Collection entries:
"""

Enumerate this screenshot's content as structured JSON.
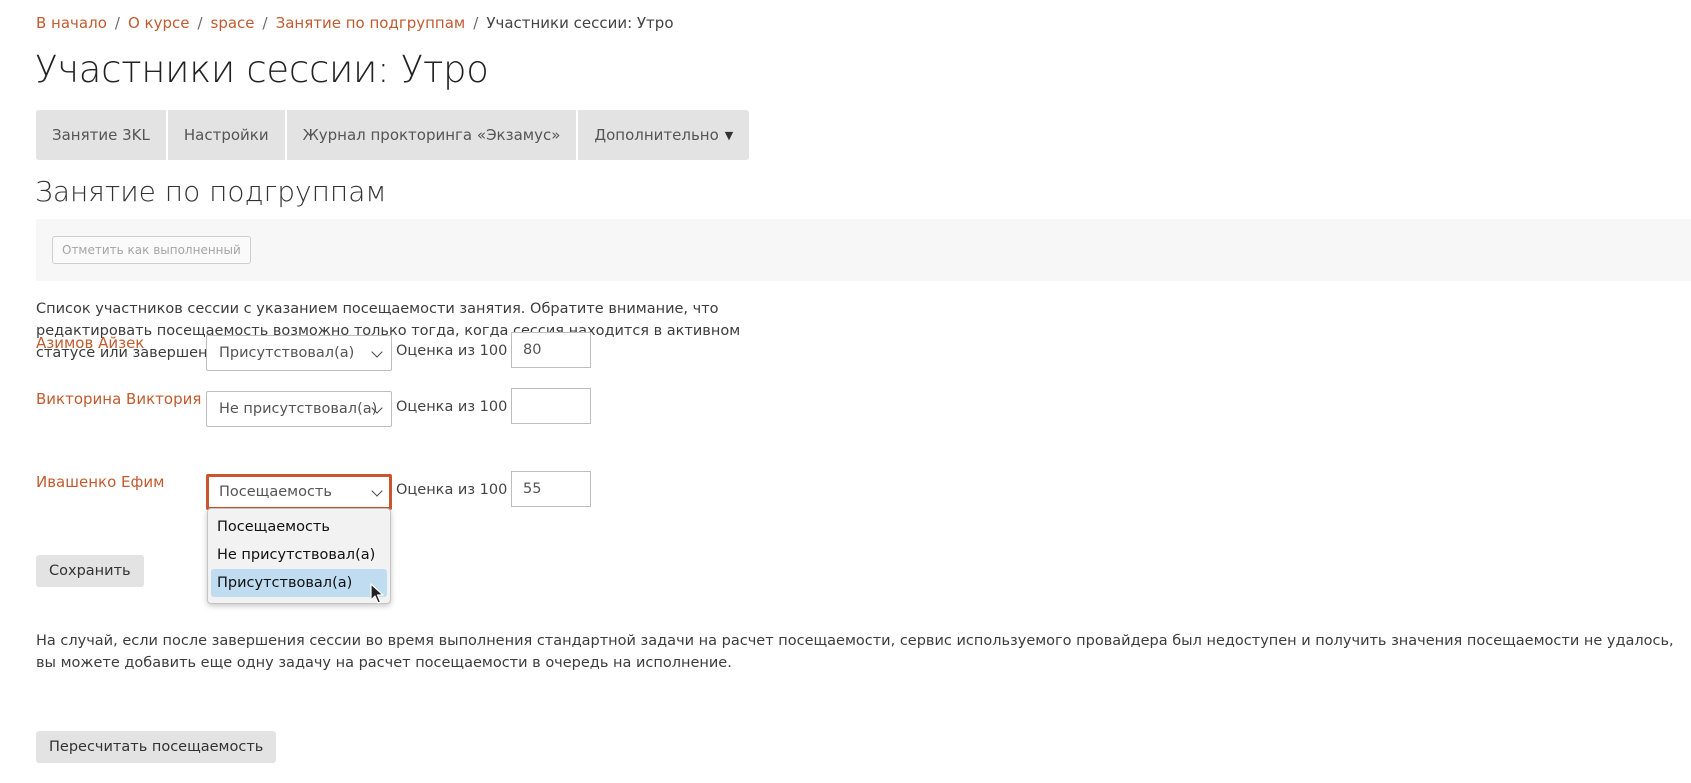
{
  "breadcrumb": {
    "items": [
      "В начало",
      "О курсе",
      "space",
      "Занятие по подгруппам"
    ],
    "current": "Участники сессии: Утро",
    "separator": "/"
  },
  "page_title": "Участники сессии: Утро",
  "tabs": [
    {
      "label": "Занятие 3KL"
    },
    {
      "label": "Настройки"
    },
    {
      "label": "Журнал прокторинга «Экзамус»"
    },
    {
      "label": "Дополнительно",
      "has_dropdown": true
    }
  ],
  "section_title": "Занятие по подгруппам",
  "completion_button": "Отметить как выполненный",
  "description": "Список участников сессии с указанием посещаемости занятия. Обратите внимание, что редактировать посещаемость возможно только тогда, когда сессия находится в активном статусе или завершена.",
  "grade_label": "Оценка из 100",
  "participants": [
    {
      "name": "Азимов Айзек",
      "attendance": "Присутствовал(а)",
      "grade": "80"
    },
    {
      "name": "Викторина Виктория",
      "attendance": "Не присутствовал(а)",
      "grade": ""
    },
    {
      "name": "Ивашенко Ефим",
      "attendance": "Посещаемость",
      "grade": "55"
    }
  ],
  "dropdown": {
    "options": [
      "Посещаемость",
      "Не присутствовал(а)",
      "Присутствовал(а)"
    ],
    "highlighted_index": 2
  },
  "save_button": "Сохранить",
  "note": "На случай, если после завершения сессии во время выполнения стандартной задачи на расчет посещаемости, сервис используемого провайдера был недоступен и получить значения посещаемости не удалось, вы можете добавить еще одну задачу на расчет посещаемости в очередь на исполнение.",
  "recalc_button": "Пересчитать посещаемость",
  "colors": {
    "link": "#c25b30",
    "focus_border": "#c9572d",
    "tab_bg": "#e3e3e3",
    "option_highlight": "#bfdcf0"
  },
  "icons": {
    "dropdown_caret": "chevron-down-icon",
    "cursor": "mouse-pointer-icon"
  }
}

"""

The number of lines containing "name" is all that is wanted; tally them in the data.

*Exercise answer*
3